> What needs to be done: Check every line below, and copy those that include "title".

> Records to process:
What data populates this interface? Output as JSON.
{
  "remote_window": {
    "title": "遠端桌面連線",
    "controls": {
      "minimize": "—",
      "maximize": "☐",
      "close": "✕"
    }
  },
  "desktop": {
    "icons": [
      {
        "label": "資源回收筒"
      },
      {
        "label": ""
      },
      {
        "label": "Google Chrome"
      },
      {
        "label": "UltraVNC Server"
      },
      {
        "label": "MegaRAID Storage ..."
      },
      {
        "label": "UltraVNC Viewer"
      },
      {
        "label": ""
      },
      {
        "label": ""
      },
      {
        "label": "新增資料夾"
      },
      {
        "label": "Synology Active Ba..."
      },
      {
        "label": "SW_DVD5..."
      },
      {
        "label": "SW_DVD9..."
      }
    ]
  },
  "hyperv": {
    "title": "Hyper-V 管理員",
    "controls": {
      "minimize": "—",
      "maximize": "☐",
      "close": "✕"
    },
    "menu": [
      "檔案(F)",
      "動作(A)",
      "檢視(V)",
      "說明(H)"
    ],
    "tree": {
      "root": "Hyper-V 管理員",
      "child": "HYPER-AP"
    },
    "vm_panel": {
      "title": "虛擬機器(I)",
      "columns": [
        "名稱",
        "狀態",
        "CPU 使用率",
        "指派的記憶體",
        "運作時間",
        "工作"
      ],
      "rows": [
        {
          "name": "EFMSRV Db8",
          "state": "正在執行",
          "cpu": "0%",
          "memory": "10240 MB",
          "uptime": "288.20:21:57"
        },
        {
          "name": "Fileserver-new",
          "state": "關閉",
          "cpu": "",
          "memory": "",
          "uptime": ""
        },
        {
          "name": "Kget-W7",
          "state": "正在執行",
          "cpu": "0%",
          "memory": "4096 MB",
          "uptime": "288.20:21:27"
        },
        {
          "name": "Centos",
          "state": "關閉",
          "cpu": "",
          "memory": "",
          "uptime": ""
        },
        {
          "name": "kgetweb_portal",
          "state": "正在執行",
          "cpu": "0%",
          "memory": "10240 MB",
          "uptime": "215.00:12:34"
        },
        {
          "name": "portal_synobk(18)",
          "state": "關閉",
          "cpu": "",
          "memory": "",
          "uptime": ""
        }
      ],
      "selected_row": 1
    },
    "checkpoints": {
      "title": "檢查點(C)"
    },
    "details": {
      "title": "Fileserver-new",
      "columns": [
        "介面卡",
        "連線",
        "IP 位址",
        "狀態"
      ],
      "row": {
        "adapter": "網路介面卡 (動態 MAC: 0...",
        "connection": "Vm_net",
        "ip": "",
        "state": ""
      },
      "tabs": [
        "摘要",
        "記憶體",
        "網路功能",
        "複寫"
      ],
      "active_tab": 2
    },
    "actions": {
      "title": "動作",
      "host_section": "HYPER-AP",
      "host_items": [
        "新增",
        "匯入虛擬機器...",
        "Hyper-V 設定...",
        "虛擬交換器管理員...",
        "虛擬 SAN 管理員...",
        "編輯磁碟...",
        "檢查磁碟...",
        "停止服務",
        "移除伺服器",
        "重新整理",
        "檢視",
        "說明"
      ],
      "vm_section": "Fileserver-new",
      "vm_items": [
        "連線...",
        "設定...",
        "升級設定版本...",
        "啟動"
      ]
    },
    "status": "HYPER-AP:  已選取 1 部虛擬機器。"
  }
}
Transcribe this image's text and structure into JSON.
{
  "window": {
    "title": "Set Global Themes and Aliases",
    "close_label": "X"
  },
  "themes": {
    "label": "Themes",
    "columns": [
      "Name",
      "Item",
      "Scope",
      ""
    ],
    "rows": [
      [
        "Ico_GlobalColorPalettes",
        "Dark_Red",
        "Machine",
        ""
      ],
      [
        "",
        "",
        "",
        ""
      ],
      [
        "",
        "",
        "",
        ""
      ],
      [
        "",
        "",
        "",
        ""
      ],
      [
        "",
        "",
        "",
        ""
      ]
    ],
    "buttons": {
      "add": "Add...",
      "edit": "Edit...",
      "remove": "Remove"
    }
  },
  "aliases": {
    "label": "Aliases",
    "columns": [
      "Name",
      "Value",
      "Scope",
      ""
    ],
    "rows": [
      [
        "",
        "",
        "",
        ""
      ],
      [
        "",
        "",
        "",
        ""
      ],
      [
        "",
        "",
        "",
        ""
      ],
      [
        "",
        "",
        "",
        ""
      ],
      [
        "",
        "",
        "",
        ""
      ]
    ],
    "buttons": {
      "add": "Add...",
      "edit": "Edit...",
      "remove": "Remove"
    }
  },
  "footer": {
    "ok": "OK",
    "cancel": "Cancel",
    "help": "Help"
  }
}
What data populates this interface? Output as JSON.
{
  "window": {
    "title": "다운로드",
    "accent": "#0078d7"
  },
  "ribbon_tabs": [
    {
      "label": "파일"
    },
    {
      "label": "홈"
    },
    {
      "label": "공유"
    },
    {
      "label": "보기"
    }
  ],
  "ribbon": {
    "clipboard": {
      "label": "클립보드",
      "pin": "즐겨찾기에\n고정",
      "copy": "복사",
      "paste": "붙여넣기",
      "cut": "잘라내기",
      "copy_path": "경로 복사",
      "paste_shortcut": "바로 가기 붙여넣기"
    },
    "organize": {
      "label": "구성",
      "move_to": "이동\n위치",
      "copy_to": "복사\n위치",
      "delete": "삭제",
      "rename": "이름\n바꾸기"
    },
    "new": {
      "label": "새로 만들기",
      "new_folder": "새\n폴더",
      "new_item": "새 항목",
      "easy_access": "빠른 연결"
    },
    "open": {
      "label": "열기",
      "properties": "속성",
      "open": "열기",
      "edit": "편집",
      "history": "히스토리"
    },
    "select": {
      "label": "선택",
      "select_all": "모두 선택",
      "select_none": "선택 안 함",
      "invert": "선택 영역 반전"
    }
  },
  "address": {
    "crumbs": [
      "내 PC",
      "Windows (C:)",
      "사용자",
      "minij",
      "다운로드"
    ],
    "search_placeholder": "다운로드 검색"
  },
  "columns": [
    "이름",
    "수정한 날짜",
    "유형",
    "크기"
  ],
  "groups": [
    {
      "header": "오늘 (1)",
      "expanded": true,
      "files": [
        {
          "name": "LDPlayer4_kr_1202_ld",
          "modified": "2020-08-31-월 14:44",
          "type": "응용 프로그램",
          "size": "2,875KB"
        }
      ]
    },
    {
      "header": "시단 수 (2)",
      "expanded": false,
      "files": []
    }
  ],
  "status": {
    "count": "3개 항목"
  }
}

> Exercise solution:
    "title": "遠端桌面連線",
    "title": "Hyper-V 管理員",
      "title": "虛擬機器(I)",
      "title": "檢查點(C)"
      "title": "Fileserver-new",
      "title": "動作",
    "title": "Set Global Themes and Aliases",
    "title": "다운로드",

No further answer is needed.